researchers were called in after a class was decimated by strep
pneumonia," he explains.
So Kramer tested blood samples of men in two Ranger training classes and one
class of aspirants to the Special Forces as well as a fourth group of new
inductees--all womenduring basic training. He was looking for differences
in immune response under different exercise and diet regimes.
All three groups of men burned about 4,000 calories daily during their
rigorous training, but their intakes differed markedly. So did the ability of
their T-cells to divide and conquer invading pathogens, Kramer says. T-cells
are the player coaches of the immune system: they disable pathogens themselves
and signal for help when it's needed.
Men in the first class of Rangers tested had consumed 1,300 fewer calories
than they burned each day, and they had a 50- to 60-percent drop in T-cell
response, says Kramer. So the next class was given more food but was still 900
calories shy of what they burned.
That helped somewhat. This group had a 30-percent drop in T-cell response.
Special Forces aspirants in training at Fort Bragg, North Carolina, got even
more to eatjust 250 calories less than they burnedand had even less
of a drop in T-cell response20 percent.
"The reduction in T-cell function due to hard physical stress seems to
be worsened with calorie deficiency," says Kramer. "The bigger the
deficit, the more it compromised immune response."
On the other hand, T-cell response improved 150 to 200 percent in the women
recruits during basic training at Fort Jackson, South Carolina. They had gotten
all the calories they needed, along with the military regimen.
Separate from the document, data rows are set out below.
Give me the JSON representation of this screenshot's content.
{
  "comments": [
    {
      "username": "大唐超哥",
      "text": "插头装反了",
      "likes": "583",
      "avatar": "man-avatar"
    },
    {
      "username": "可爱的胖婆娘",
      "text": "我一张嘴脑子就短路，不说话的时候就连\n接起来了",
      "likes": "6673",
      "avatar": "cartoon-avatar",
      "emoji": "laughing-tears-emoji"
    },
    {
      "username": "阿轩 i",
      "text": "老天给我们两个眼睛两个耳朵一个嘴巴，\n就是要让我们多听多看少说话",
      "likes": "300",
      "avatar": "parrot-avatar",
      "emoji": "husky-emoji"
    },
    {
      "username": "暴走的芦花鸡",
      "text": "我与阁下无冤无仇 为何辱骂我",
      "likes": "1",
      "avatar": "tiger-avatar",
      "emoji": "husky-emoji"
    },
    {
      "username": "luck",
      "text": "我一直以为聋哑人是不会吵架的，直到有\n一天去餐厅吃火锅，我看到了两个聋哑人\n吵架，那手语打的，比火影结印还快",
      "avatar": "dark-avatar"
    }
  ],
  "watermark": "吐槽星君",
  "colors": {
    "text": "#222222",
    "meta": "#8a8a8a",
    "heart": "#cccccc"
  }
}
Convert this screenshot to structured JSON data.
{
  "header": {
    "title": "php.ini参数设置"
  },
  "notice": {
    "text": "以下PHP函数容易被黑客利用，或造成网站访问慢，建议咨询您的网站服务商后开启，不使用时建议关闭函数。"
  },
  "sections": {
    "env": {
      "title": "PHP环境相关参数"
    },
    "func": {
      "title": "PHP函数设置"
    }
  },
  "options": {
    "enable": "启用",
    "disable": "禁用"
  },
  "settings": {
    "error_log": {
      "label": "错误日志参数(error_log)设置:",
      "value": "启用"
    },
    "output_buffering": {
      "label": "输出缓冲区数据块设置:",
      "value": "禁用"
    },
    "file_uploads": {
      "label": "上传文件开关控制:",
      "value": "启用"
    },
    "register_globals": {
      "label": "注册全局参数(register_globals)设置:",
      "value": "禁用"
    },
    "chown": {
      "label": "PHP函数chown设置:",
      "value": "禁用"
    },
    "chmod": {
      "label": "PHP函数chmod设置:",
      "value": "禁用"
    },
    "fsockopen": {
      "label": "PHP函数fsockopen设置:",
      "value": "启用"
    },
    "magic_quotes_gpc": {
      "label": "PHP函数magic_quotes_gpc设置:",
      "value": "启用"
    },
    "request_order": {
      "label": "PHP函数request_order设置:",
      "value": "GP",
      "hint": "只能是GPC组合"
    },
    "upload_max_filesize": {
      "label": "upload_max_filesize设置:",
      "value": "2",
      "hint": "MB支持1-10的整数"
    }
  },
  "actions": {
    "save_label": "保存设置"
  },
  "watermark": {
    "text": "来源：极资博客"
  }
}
A little out of
shape to begin with, he says, the recruits got daily exercise, regular meals,
and no cigarettes.
Kramer measured an indicator of physical stressinterleukin 6
(IL-6)in all four groups. He says the women began with typical levels;
the men began with very high levels indicative of their high level of physical
activity. "It increased somewhat in the men and then started downhill.
Their bodies were saying. 'We can't keep up with the physical demands.' Such
demands would also tend to reduce their defense against disease."
By the end of 8 weeks, says Friedl, the Rangers were down to 4 or 5 percent
body fat. And they had lost an average 7 percent of their lean massmostly
A month later, he continues, "everything was back to normal, except
they had put on excess body fata typical reaction to extreme calorie
deficits. And that was back to normal after 6 months. There is no evidence of
any lasting health problems."
So, as the old axiom says, too much of a good thingin this case,
cutting calories and increasing exercisecan hurt you. At least,
By Judy McBride, ARS.
Human Nutrition Research Center, Building 307-C, Room 117, 10300 Baltimore
Ave., Beltsville, MD 20705-2350; phone (301) 504-8157, fax (301) 504-9381.
"Calorie Slashing and Overexertion Can Stress
the Immune System" was published in the
January 1995 issue
of Agricultural Research magazine.